Pension scams had been on the rise before ex-chancellor George Osborne’s freedoms but there is no doubt his reforms gave them a boost. So the industry was pleased to hear new Chancellor Philip Hammond announce further action on scams in last year’s Autumn Statement.
Following on from this, the Treasury and the Department for Work and Pensions have issued a joint consultation seeking views on their proposals to prevent pension scams. There are three key measures suggested: a ban on cold-calling, limiting the statutory right to transfer, and making it harder to set up fraudulent schemes.
The ban on cold-calling has received the greatest amount of media coverage, and we understand there is sympathy for a wider ban on communications on pension transfers within the Government. We favour a cold-calling ban as it sends a strong signal to consumers to put the phone down as soon as they realise the call is about their pension.
The consultation acknowledges it does not want to restrict legitimate use of cold-calling, yet the devil is in the detail. We understand from members that, at least in the early days of setting up a business, the use of lead generators or of referrals from existing clients can be helpful in building up a client list.

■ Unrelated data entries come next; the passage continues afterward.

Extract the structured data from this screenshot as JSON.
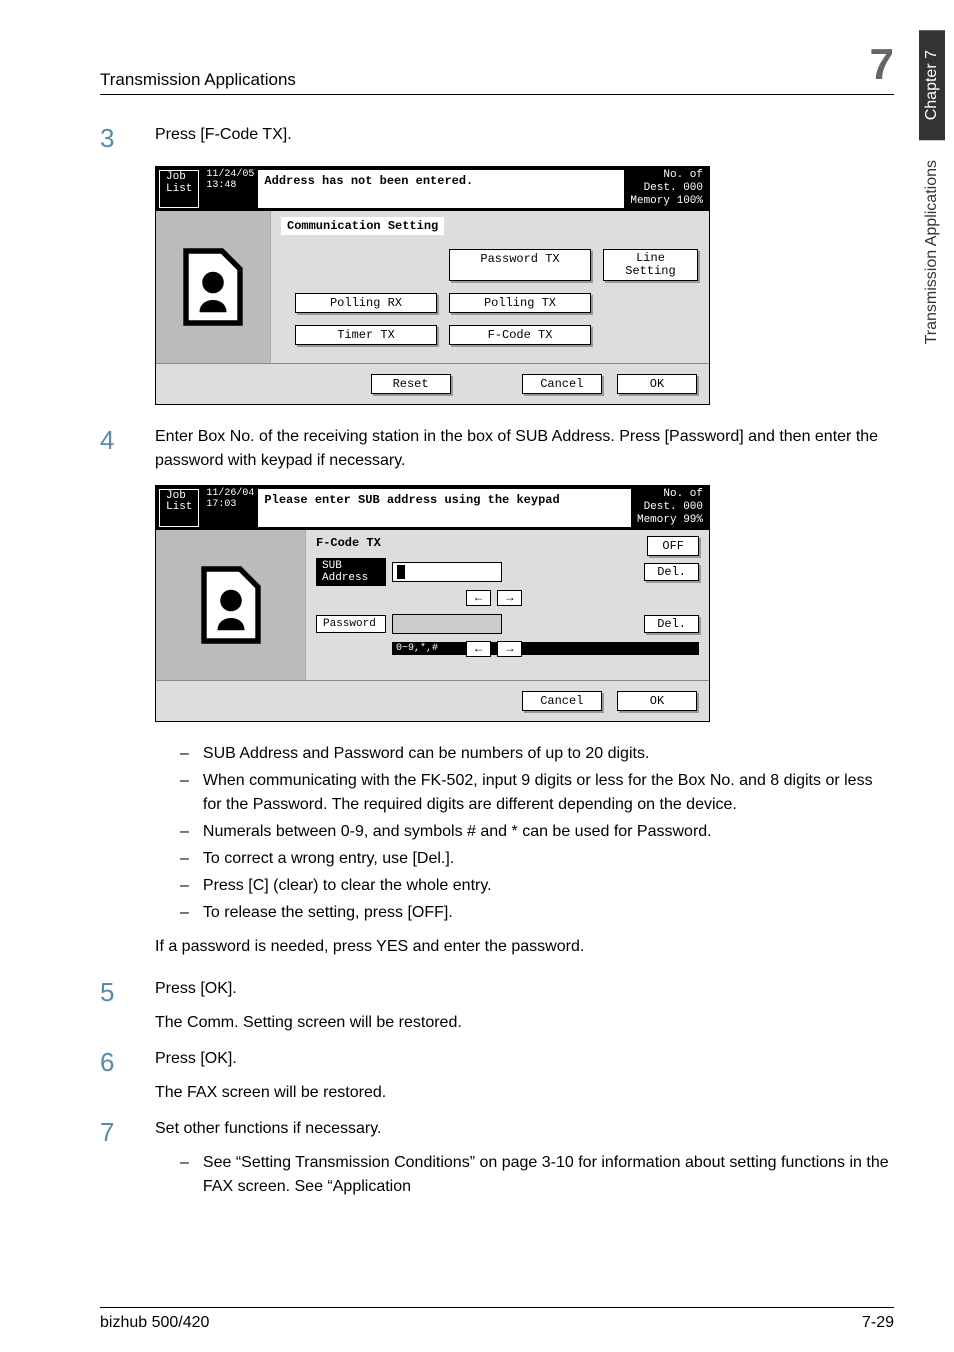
{
  "header": {
    "title": "Transmission Applications",
    "chapter_num": "7"
  },
  "sidetab": {
    "chapter": "Chapter 7",
    "section": "Transmission Applications"
  },
  "step3": {
    "num": "3",
    "text": "Press [F-Code TX]."
  },
  "ss1": {
    "joblist_l1": "Job",
    "joblist_l2": "List",
    "date": "11/24/05",
    "time": "13:48",
    "msg": "Address has not been entered.",
    "dest_label": "No. of\nDest.",
    "dest_val": "000",
    "mem_label": "Memory",
    "mem_val": "100%",
    "heading": "Communication Setting",
    "btn_pwdtx": "Password TX",
    "btn_line_l1": "Line",
    "btn_line_l2": "Setting",
    "btn_pollrx": "Polling RX",
    "btn_polltx": "Polling TX",
    "btn_timertx": "Timer TX",
    "btn_fcodetx": "F-Code TX",
    "btn_reset": "Reset",
    "btn_cancel": "Cancel",
    "btn_ok": "OK"
  },
  "step4": {
    "num": "4",
    "text": "Enter Box No. of the receiving station in the box of SUB Address. Press [Password] and then enter the password with keypad if necessary."
  },
  "ss2": {
    "joblist_l1": "Job",
    "joblist_l2": "List",
    "date": "11/26/04",
    "time": "17:03",
    "msg": "Please enter SUB address using the keypad",
    "dest_label": "No. of\nDest.",
    "dest_val": "000",
    "mem_label": "Memory",
    "mem_val": "99%",
    "title": "F-Code TX",
    "off": "OFF",
    "sub_l1": "SUB",
    "sub_l2": "Address",
    "pwd": "Password",
    "del": "Del.",
    "hint": "0~9,*,#",
    "arrow_l": "←",
    "arrow_r": "→",
    "btn_cancel": "Cancel",
    "btn_ok": "OK"
  },
  "bullets": {
    "b1": "SUB Address and Password can be numbers of up to 20 digits.",
    "b2": "When communicating with the FK-502, input 9 digits or less for the Box No. and 8 digits or less for the Password. The required digits are different depending on the device.",
    "b3": "Numerals between 0-9, and symbols # and * can be used for Password.",
    "b4": "To correct a wrong entry, use [Del.].",
    "b5": "Press [C] (clear) to clear the whole entry.",
    "b6": "To release the setting, press [OFF]."
  },
  "note1": "If a password is needed, press YES and enter the password.",
  "step5": {
    "num": "5",
    "text": "Press [OK].",
    "sub": "The Comm. Setting screen will be restored."
  },
  "step6": {
    "num": "6",
    "text": "Press [OK].",
    "sub": "The FAX screen will be restored."
  },
  "step7": {
    "num": "7",
    "text": "Set other functions if necessary.",
    "bullet": "See “Setting Transmission Conditions” on page 3-10 for information about setting functions in the FAX screen. See “Application"
  },
  "footer": {
    "left": "bizhub 500/420",
    "right": "7-29"
  }
}
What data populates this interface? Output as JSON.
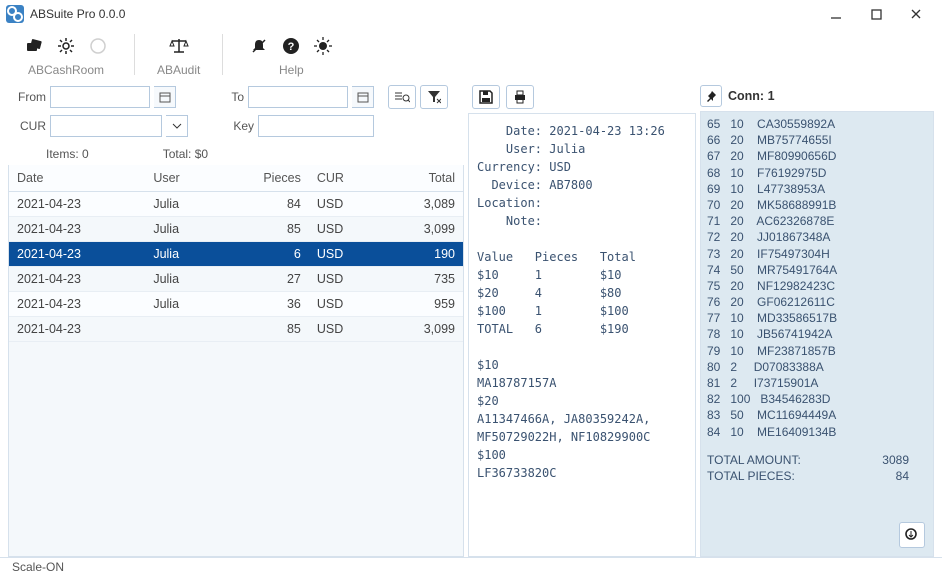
{
  "title": "ABSuite Pro 0.0.0",
  "toolbar": {
    "cashroom": "ABCashRoom",
    "audit": "ABAudit",
    "help": "Help"
  },
  "filters": {
    "from_label": "From",
    "to_label": "To",
    "cur_label": "CUR",
    "key_label": "Key",
    "from_val": "",
    "to_val": "",
    "cur_val": "",
    "key_val": ""
  },
  "summary": {
    "items_label": "Items: 0",
    "total_label": "Total: $0"
  },
  "grid": {
    "headers": {
      "date": "Date",
      "user": "User",
      "pieces": "Pieces",
      "cur": "CUR",
      "total": "Total"
    },
    "rows": [
      {
        "date": "2021-04-23",
        "user": "Julia",
        "pieces": "84",
        "cur": "USD",
        "total": "3,089",
        "sel": false
      },
      {
        "date": "2021-04-23",
        "user": "Julia",
        "pieces": "85",
        "cur": "USD",
        "total": "3,099",
        "sel": false
      },
      {
        "date": "2021-04-23",
        "user": "Julia",
        "pieces": "6",
        "cur": "USD",
        "total": "190",
        "sel": true
      },
      {
        "date": "2021-04-23",
        "user": "Julia",
        "pieces": "27",
        "cur": "USD",
        "total": "735",
        "sel": false
      },
      {
        "date": "2021-04-23",
        "user": "Julia",
        "pieces": "36",
        "cur": "USD",
        "total": "959",
        "sel": false
      },
      {
        "date": "2021-04-23",
        "user": "",
        "pieces": "85",
        "cur": "USD",
        "total": "3,099",
        "sel": false
      }
    ]
  },
  "detail": {
    "date_lbl": "Date:",
    "date": "2021-04-23 13:26",
    "user_lbl": "User:",
    "user": "Julia",
    "curr_lbl": "Currency:",
    "curr": "USD",
    "dev_lbl": "Device:",
    "dev": "AB7800",
    "loc_lbl": "Location:",
    "loc": "",
    "note_lbl": "Note:",
    "note": "",
    "hdr_value": "Value",
    "hdr_pieces": "Pieces",
    "hdr_total": "Total",
    "lines": [
      {
        "v": "$10",
        "p": "1",
        "t": "$10"
      },
      {
        "v": "$20",
        "p": "4",
        "t": "$80"
      },
      {
        "v": "$100",
        "p": "1",
        "t": "$100"
      },
      {
        "v": "TOTAL",
        "p": "6",
        "t": "$190"
      }
    ],
    "serials": [
      "$10",
      "MA18787157A",
      "$20",
      "A11347466A, JA80359242A,",
      "MF50729022H, NF10829900C",
      "$100",
      "LF36733820C"
    ]
  },
  "conn": {
    "pin_tip": "Pin",
    "label": "Conn: 1",
    "rows": [
      {
        "n": "65",
        "q": "10",
        "s": "CA30559892A"
      },
      {
        "n": "66",
        "q": "20",
        "s": "MB75774655I"
      },
      {
        "n": "67",
        "q": "20",
        "s": "MF80990656D"
      },
      {
        "n": "68",
        "q": "10",
        "s": "F76192975D"
      },
      {
        "n": "69",
        "q": "10",
        "s": "L47738953A"
      },
      {
        "n": "70",
        "q": "20",
        "s": "MK58688991B"
      },
      {
        "n": "71",
        "q": "20",
        "s": "AC62326878E"
      },
      {
        "n": "72",
        "q": "20",
        "s": "JJ01867348A"
      },
      {
        "n": "73",
        "q": "20",
        "s": "IF75497304H"
      },
      {
        "n": "74",
        "q": "50",
        "s": "MR75491764A"
      },
      {
        "n": "75",
        "q": "20",
        "s": "NF12982423C"
      },
      {
        "n": "76",
        "q": "20",
        "s": "GF06212611C"
      },
      {
        "n": "77",
        "q": "10",
        "s": "MD33586517B"
      },
      {
        "n": "78",
        "q": "10",
        "s": "JB56741942A"
      },
      {
        "n": "79",
        "q": "10",
        "s": "MF23871857B"
      },
      {
        "n": "80",
        "q": "2",
        "s": "D07083388A"
      },
      {
        "n": "81",
        "q": "2",
        "s": "I73715901A"
      },
      {
        "n": "82",
        "q": "100",
        "s": "B34546283D"
      },
      {
        "n": "83",
        "q": "50",
        "s": "MC11694449A"
      },
      {
        "n": "84",
        "q": "10",
        "s": "ME16409134B"
      }
    ],
    "tot_amount_lbl": "TOTAL AMOUNT:",
    "tot_amount": "3089",
    "tot_pieces_lbl": "TOTAL PIECES:",
    "tot_pieces": "84"
  },
  "status": "Scale-ON"
}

At present, the ban on cold- calling would cover these perfectly reasonable business practices and would constitute a barrier to entry for the new firms that undertake such activities.
The paper also notes some scammers offer “free financial advice”. We believe caution needs to be taken in explicitly mentioning this as a scam indicator. While it is true there is no such thing as free advice, we know some advisers do promote the free initial conversation (as no fee can be charged until it is agreed with the consumer) as part of their marketing.

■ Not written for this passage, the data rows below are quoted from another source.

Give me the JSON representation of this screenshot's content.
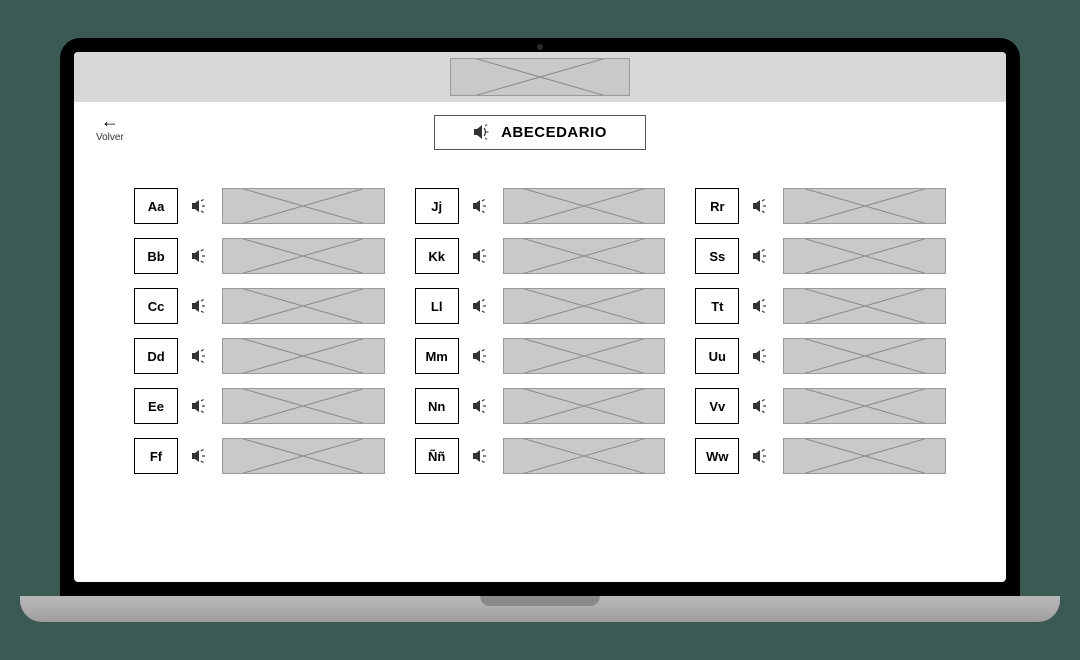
{
  "header": {
    "back_label": "Volver",
    "title": "ABECEDARIO"
  },
  "columns": [
    {
      "letters": [
        "Aa",
        "Bb",
        "Cc",
        "Dd",
        "Ee",
        "Ff"
      ]
    },
    {
      "letters": [
        "Jj",
        "Kk",
        "Ll",
        "Mm",
        "Nn",
        "Ññ"
      ]
    },
    {
      "letters": [
        "Rr",
        "Ss",
        "Tt",
        "Uu",
        "Vv",
        "Ww"
      ]
    }
  ]
}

Another area the paper covers is how to make it harder for fraudsters to open small pension schemes. One suggestion is to bring back pensioneer trustees on small self-adminsistered schemes as an extra layer of protection for consumers.

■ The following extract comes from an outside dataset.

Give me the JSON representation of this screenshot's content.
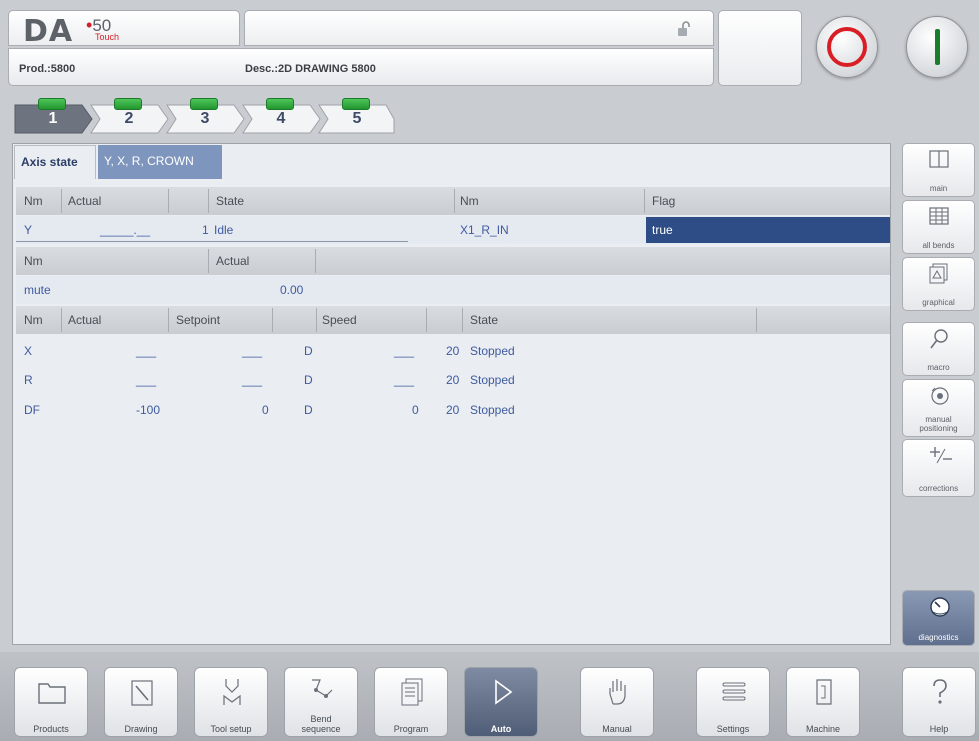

However, advisers have told me of their concerns that pensioneer trustees might take a similarly cautious approach to SSAS use to that of Sipp trustees, and this could have adverse consequences for small businesses that legitimately use their SSAS as a loan to cover, for example, business capital expenditure.
More to be done
There is more that could be done by the Government and regulators to clamp down on fraudsters, including pension scammers. Cobs 4.12 currently allows for financial promotion of non-mainstream pooled investments to high-net- worth individuals and certified or self-certified sophisticated investors.
The current regulation is insufficiently stringent, as retail consumers are ending up investing in unregulated products and then claiming compensation. Having a certain amount of wealth is no guarantee that you have the understanding necessary to invest in complex or risky investments, so high-net-worth investors should be completely barred from investing in non-mainstream pooled investments.
What is more, allowing an adviser to certify someone as sophisticated – thereby allowing rogue advisers to encourage the same individual to invest in unsuitable products – is a loophole that should be closed.
Protecting consumers from the fraudulent schemes that accompanied the pension freedoms is an important task. Advisers should take the opportunity to feed into the consultation and any future proposals to ensure measures that strike a balance between consumer protection and enabling a thriving adviser sector.
Caroline Escott is senior policy adviser at Apfa